Tyler Alexander
J.D. Candidate 2016, UCI Law

Last year, for our anniversary, my wife Sarah and I attended UCI Law’s production of the Vagina Monologues. I don’t blame you if you don’t believe me. I don’t think Sarah believed me when I first told her that I had bought us tickets. But it really did happen. I got all dressed up and everything. And as I sat in my seat with the playbill, and examined the names of the monologues contained therein, I started to wonder if this had been a good idea.

I was uncomfortable for large portions of the show. Sometimes it was clear that discomfort was what the monologue was designed to evoke. I can appreciate that in art. Life isn’t always pleasant; art need not always be so either. Sometimes the discomfort was more likely caused by my own personal hang-ups. That can be a valuable function of art as well. I laughed more than I thought I would, but I tried not to let anyone see. I sat in silence for a few moments after the lights came back up. I wasn’t sure exactly what I thought about what I had just witnessed. A year later I’m still not entirely sure.

On the car ride back home, Sarah and I couldn’t stop talking about the play. Sarah explained that the Angry Vagina monologue was something that only a woman could truly appreciate. I mentioned that the lack of positive examples of male-female relationships had made me feel that the show wanted to exclude me from the conversation. I don’t think I’ve said the word “vagina” more times in a single evening before or since. With as busy as 1L had been, Sarah and I both enjoyed the chance to have a conversation that wasn’t about work or school or family obligations. That was a pretty great anniversary present.

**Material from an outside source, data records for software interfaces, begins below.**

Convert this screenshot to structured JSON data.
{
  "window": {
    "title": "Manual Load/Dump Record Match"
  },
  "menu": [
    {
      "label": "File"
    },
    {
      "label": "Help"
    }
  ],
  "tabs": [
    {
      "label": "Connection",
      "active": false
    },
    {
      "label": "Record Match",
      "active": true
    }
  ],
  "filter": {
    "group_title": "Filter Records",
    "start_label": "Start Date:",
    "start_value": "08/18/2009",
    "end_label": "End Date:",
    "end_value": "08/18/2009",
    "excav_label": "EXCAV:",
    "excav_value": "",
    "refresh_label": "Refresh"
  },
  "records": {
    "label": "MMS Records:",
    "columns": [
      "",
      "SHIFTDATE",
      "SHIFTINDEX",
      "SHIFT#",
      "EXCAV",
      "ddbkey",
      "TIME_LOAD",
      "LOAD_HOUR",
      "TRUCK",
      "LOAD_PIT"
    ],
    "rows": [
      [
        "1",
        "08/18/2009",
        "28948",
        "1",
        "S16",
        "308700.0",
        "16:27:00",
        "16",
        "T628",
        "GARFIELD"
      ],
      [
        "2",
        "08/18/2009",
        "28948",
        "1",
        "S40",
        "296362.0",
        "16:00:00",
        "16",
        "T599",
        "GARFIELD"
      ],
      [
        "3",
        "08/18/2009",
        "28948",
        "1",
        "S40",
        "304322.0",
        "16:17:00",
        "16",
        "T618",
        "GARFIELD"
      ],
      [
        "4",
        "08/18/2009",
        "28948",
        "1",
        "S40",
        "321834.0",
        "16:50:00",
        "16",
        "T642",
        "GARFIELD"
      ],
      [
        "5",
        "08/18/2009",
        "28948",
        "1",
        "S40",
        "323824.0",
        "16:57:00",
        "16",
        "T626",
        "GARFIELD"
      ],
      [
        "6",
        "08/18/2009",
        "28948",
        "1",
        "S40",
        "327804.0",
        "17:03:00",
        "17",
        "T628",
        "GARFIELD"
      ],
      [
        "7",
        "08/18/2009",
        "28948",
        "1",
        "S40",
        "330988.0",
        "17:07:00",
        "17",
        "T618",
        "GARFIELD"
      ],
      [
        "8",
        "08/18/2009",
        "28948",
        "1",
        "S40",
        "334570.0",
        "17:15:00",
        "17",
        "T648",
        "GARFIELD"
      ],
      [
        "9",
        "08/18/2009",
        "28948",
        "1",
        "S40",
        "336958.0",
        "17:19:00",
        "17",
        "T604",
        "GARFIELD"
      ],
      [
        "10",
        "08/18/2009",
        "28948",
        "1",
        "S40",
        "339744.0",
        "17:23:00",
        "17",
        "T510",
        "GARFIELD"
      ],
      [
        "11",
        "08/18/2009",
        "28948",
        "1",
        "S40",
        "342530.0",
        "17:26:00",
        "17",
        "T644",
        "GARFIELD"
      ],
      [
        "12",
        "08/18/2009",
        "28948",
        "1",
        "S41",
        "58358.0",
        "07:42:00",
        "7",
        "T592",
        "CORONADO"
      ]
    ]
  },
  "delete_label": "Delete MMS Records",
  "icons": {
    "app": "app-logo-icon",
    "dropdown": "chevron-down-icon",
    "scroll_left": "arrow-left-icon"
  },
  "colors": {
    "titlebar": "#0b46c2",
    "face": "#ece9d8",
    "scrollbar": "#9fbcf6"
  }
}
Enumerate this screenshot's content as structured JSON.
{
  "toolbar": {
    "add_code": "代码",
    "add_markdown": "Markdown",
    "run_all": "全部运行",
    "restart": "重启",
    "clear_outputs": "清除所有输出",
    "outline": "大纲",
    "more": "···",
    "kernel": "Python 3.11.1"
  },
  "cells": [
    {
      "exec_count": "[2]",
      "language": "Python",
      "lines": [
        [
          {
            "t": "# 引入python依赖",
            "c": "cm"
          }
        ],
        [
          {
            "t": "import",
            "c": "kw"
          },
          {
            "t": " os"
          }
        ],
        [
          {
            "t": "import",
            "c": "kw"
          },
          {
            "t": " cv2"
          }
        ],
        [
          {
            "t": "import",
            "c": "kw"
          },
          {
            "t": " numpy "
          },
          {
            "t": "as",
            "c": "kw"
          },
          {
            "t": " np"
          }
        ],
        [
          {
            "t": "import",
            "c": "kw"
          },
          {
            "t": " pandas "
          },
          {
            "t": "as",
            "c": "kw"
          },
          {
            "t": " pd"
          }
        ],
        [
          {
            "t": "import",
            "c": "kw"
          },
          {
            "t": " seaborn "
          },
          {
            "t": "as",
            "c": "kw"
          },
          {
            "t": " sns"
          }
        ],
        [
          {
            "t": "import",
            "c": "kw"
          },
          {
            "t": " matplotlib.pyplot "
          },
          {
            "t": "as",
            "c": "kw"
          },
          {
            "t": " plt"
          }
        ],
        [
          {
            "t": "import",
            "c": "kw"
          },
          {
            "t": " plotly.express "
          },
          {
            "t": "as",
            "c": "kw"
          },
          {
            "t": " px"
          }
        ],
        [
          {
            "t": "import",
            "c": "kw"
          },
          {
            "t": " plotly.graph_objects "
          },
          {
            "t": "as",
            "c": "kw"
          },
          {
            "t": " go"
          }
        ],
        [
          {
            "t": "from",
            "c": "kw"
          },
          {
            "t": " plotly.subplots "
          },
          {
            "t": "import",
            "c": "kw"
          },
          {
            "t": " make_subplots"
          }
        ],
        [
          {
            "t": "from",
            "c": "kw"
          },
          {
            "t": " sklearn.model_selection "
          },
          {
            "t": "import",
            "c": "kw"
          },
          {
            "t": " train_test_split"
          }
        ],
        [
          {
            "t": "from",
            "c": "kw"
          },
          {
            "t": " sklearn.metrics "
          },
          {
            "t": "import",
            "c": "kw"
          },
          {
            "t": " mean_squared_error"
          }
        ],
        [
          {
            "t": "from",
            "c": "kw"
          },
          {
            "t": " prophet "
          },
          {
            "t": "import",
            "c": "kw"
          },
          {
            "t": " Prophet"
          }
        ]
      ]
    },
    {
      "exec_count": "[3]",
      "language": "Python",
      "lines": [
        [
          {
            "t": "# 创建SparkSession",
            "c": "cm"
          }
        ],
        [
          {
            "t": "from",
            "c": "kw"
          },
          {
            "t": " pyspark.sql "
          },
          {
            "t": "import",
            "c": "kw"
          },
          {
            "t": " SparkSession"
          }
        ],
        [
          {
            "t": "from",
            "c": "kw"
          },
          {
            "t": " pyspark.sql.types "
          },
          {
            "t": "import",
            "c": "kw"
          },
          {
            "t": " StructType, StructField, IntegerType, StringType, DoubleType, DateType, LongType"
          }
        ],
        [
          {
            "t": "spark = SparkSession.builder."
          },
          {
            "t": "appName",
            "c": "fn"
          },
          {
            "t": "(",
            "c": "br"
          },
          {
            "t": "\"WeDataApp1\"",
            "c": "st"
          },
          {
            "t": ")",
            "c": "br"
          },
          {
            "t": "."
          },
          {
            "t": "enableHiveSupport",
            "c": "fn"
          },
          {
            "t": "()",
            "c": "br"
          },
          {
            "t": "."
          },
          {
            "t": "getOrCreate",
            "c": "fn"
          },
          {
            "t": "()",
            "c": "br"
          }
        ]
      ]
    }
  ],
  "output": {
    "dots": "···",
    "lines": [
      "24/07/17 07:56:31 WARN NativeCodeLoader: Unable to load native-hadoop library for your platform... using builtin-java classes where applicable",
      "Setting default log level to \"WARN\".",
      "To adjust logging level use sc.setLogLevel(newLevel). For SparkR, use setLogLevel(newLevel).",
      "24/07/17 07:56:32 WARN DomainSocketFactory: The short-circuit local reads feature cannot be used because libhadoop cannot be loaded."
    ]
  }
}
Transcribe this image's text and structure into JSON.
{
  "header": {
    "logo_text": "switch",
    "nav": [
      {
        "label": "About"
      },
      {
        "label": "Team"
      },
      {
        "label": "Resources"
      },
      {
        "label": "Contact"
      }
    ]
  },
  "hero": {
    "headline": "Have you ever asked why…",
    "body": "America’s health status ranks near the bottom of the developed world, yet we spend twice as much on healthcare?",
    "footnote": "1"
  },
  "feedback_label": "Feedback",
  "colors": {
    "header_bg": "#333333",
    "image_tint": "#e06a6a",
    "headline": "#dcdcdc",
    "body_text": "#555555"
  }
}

I do not know if I would recommend the Vagina Monologues as a date night, at least not early in a relationship. I would, however, recommend that men go see it. Everyone should be a part of this conversation. We all have women in our lives that we care about: mothers, sisters, aunts, wives, girlfriends, teachers, and coworkers. And the unfortunate reality is that many of those women will be or have been the victims of sexual violence. The women of UCI Law who put on the Vagina Monologues each year are not willing to accept that reality quietly. You shouldn’t be willing to either. Go support the Vagina Monologues. Go support the fight to end violence against women. You owe it to the women that you love. At the very least, it will give you something to talk about.